Invited the Substance Abuse and Mental Health Services Administration (SAMHSA) to hold a Continuing Medical Education course for West Virginia health care professionals. This course, Prescribing Opioids for Chronic Pain: Balancing Safety and Efficacy, will be held at the West Virginia School of Osteopathic Medicine on Friday, September 28, 2012, is open to all prescribers, and offers 6.25 hours of continuing education credits.
Secured a provision in the Food and Drug Administration (FDA) bill in July 2012 to improve patient and provider education on drug abuse. The provision, which was included as part of legislation to fund the FDA, requires a study on the best ways to develop and disseminate provider, pharmacist, and patient education tools on prescription drug abuse.
Held a Senate hearing on March 22 on "Prescription Drug Abuse: How are Medicare and Medicaid Adapting to the Challenge?" Rockefeller discussed the role of Medicare and Medicaid in preventing and treating the
overprescribing, misuse of, and addiction to prescription drugs.
Co-led a letter to the Appropriations Subcommittee on Labor, Health and Human Services, Education with five other Senators, asking the
Subcommittee to reinstate funding for the National All Schedules Prescription
Electronic Reporting (NASPER) program in Fiscal Year 2013.
Introduced a bill to prevent the unsafe use of prescription drugs and reduce deaths. The Rockefeller bill would promote both physician and patient education, and create a uniform reporting system for painkiller-related deaths.

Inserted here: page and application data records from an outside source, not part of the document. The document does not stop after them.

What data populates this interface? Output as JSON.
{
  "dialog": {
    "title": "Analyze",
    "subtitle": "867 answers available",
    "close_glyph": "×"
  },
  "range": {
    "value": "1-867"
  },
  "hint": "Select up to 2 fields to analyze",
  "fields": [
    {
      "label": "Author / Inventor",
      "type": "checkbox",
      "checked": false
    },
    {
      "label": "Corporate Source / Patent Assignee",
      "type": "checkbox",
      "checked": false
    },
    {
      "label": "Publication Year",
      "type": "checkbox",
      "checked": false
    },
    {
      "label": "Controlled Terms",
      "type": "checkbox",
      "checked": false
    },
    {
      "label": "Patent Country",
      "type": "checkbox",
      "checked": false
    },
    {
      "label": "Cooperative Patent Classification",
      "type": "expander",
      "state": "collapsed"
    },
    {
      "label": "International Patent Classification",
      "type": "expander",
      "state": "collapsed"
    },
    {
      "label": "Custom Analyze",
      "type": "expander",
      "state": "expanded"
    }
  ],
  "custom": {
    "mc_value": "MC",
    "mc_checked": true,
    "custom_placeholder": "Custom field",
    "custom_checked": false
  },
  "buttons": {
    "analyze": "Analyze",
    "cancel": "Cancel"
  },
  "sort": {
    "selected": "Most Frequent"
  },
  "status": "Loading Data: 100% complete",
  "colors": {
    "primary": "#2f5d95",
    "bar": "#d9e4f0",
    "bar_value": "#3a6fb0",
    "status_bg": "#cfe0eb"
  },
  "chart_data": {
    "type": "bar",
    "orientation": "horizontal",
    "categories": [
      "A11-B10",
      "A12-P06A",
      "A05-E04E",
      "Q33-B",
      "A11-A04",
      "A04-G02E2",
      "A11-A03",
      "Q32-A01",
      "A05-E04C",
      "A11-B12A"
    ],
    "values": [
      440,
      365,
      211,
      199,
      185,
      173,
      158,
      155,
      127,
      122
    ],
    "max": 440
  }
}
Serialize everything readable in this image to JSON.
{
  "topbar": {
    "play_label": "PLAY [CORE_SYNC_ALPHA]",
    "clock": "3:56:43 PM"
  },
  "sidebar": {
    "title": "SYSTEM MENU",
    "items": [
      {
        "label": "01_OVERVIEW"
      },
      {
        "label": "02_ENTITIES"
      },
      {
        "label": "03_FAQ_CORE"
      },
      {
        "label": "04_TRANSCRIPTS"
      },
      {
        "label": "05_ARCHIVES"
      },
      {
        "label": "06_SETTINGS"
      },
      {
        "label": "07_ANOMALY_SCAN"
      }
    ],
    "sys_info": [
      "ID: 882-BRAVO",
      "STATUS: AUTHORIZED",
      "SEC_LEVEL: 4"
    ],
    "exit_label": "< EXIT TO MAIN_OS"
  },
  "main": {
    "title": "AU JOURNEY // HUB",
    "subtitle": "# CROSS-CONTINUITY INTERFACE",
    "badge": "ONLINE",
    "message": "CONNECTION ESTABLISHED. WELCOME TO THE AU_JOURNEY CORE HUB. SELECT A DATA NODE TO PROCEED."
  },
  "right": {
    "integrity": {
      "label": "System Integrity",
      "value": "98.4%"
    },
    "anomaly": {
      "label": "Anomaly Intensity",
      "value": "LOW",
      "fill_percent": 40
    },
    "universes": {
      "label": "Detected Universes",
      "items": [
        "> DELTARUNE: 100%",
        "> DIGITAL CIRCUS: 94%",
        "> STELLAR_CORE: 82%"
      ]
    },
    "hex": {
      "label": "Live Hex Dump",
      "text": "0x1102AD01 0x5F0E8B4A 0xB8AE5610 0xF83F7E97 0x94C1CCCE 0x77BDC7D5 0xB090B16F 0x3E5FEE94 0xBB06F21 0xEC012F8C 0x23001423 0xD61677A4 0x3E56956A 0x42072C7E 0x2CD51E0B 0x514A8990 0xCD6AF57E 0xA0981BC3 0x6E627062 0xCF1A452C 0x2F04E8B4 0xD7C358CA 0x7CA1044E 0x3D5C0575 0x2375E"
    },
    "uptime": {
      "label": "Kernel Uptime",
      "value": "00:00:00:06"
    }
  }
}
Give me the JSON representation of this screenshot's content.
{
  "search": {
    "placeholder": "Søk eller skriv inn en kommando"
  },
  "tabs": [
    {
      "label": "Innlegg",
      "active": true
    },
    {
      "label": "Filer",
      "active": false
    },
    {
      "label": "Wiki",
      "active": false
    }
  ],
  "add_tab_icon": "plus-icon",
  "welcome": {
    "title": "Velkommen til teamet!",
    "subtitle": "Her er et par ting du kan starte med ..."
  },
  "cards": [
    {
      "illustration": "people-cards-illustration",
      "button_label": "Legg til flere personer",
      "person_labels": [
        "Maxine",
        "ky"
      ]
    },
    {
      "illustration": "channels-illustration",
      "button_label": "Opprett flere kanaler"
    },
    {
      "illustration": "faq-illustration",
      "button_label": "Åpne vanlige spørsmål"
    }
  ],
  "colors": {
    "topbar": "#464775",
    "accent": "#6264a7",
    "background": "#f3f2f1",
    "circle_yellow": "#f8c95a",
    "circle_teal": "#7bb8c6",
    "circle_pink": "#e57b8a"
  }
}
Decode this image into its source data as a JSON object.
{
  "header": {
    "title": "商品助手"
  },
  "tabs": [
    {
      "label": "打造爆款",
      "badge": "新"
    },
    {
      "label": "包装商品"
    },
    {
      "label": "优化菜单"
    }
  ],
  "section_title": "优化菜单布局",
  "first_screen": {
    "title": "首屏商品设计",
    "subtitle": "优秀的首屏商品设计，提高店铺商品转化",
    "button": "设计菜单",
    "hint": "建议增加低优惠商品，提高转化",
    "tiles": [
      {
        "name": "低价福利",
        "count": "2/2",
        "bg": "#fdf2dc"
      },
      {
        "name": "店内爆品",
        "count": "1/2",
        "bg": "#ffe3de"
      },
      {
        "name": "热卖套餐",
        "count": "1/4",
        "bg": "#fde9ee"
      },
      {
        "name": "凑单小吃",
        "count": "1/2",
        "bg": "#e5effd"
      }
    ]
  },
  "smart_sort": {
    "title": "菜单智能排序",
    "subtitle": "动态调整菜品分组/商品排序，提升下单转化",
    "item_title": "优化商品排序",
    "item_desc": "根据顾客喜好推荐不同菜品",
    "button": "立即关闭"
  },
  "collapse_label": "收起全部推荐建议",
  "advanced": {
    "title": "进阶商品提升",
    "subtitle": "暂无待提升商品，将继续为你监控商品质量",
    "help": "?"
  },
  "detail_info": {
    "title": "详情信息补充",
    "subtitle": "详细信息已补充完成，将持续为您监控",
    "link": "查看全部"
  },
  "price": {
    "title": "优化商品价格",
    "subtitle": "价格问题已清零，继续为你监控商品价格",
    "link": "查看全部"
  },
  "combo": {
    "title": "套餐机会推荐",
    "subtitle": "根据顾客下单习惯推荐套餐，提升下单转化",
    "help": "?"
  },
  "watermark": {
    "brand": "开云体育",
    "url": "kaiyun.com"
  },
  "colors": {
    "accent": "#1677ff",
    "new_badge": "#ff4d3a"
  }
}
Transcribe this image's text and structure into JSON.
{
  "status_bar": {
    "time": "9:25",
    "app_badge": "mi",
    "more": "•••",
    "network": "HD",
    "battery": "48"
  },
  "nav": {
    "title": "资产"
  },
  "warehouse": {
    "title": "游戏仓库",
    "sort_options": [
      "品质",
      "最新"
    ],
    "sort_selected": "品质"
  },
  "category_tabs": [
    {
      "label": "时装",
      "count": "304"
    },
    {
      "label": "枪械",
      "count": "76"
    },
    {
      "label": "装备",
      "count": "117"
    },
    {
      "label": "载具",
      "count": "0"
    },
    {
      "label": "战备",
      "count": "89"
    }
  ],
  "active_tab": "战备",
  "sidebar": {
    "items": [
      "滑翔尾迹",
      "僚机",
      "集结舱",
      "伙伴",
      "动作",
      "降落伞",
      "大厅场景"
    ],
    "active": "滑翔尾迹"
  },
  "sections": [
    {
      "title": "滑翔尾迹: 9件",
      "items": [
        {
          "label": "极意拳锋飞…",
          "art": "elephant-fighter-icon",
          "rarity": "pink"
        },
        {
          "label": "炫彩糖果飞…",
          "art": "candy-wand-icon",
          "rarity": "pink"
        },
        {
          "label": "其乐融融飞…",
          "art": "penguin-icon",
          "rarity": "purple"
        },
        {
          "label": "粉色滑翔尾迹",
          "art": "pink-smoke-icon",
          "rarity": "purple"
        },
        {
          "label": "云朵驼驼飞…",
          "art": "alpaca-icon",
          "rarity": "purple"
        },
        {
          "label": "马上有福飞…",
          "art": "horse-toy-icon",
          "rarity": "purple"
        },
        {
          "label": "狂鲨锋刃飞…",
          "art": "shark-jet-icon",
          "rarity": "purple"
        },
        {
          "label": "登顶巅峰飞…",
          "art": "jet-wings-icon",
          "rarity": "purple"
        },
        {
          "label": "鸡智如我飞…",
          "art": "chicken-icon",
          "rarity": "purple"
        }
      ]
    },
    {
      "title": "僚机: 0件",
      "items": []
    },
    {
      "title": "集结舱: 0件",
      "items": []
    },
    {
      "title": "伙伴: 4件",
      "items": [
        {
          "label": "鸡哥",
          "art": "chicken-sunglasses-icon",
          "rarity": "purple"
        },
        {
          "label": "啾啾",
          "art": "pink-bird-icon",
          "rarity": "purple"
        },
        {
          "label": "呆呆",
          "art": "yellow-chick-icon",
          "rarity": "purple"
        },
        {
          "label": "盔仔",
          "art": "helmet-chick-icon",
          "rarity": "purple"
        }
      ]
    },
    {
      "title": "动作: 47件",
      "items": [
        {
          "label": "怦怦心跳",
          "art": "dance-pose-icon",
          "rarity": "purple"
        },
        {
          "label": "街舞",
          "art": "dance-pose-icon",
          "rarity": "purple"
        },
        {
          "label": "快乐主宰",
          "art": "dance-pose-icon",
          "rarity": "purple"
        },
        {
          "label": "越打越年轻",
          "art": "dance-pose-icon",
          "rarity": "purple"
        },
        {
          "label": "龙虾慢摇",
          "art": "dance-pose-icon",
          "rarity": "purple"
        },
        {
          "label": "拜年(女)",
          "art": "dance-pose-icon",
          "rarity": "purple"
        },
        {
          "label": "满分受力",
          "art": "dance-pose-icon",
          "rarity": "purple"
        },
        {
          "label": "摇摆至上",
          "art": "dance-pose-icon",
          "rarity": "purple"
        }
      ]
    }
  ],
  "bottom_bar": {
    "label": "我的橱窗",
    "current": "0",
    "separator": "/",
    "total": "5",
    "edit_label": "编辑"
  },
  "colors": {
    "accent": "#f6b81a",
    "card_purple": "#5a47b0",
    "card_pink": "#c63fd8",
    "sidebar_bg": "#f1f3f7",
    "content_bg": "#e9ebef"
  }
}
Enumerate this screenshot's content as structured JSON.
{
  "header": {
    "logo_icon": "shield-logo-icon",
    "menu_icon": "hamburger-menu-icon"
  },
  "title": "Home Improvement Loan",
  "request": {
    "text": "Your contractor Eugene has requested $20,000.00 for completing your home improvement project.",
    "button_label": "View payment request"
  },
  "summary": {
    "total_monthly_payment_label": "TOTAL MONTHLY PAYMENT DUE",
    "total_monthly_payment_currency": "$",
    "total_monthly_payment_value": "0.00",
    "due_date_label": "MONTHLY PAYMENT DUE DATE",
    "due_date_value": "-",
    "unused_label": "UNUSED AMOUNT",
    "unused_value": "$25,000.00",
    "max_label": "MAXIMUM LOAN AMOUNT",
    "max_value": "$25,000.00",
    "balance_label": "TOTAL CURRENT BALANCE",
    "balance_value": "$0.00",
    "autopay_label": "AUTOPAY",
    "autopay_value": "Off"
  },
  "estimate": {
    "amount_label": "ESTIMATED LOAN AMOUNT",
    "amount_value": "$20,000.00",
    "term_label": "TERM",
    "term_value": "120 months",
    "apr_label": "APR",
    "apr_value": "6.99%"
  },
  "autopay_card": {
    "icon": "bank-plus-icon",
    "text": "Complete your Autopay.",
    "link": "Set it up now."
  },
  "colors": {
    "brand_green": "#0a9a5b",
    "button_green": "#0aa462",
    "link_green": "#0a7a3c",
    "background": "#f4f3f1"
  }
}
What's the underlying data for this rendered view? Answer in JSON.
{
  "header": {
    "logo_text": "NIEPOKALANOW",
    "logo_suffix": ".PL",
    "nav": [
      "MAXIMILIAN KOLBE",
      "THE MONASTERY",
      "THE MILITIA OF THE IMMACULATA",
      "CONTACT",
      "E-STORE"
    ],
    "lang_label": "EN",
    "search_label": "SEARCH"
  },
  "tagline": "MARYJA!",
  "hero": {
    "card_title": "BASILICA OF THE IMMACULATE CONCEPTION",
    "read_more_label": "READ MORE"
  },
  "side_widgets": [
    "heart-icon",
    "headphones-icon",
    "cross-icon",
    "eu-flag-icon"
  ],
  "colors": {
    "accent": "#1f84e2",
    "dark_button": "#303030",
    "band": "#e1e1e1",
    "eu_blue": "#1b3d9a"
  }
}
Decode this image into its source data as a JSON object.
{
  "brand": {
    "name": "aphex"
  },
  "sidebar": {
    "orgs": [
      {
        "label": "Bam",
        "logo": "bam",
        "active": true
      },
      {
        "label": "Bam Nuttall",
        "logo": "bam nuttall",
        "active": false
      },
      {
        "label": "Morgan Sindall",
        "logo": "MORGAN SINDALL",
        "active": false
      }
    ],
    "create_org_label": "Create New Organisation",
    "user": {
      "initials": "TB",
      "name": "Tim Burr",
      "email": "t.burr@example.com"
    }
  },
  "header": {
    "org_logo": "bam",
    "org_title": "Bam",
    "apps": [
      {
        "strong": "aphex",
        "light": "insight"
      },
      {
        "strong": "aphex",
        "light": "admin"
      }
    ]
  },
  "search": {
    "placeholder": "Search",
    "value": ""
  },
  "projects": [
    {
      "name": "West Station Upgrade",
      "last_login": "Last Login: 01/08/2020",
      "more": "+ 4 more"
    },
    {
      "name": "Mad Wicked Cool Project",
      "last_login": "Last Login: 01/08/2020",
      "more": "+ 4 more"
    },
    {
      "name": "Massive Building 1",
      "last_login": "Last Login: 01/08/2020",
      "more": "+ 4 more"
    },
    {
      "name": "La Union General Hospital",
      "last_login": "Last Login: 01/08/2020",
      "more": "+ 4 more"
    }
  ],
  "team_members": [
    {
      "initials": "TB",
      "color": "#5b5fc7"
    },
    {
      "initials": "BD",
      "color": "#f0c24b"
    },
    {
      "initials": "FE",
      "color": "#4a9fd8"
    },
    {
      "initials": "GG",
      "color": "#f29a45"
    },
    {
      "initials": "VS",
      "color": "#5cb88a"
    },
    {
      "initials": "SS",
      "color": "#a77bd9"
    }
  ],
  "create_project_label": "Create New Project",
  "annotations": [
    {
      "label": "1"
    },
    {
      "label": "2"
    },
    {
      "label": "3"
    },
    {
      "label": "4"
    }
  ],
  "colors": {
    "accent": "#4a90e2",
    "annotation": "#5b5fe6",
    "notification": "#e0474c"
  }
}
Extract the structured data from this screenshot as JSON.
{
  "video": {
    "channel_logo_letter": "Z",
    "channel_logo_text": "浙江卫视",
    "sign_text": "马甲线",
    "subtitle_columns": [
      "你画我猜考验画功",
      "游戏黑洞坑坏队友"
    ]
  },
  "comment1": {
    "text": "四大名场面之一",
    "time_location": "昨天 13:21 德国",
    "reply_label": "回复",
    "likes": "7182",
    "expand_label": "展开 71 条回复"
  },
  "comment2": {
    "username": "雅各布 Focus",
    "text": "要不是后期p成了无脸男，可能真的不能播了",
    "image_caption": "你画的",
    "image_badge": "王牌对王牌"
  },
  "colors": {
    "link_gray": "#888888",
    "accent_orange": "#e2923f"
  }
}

The bill would also significantly increase federal funding to help states create and maintain prescription drug monitoring programs that will stop "doctor shopping" and drug trafficking across state lines.
Secured additional federal funds to help prevent prescription drug abuse. In addition to his support for the HIDTA program, Rockefeller has consistently supported funding for important law enforcement programs, such as Drug Courts, Byrne JAG grants, the Community Oriented Policing Services (COPS) program, and others. The Recovery Act alone provided $4 billion nationwide and $25 million for West Virginia to hire police officers, fight crime and drug abuse, and provide services for at-risk youth.
Held a roundtable in 2011 with the Director of the Office of National Drug Control Policy, state and local leaders, health providers, and law enforcement officials in Huntington. Rockefeller discussed how prescription drug abuse affects families and children in West Virginia.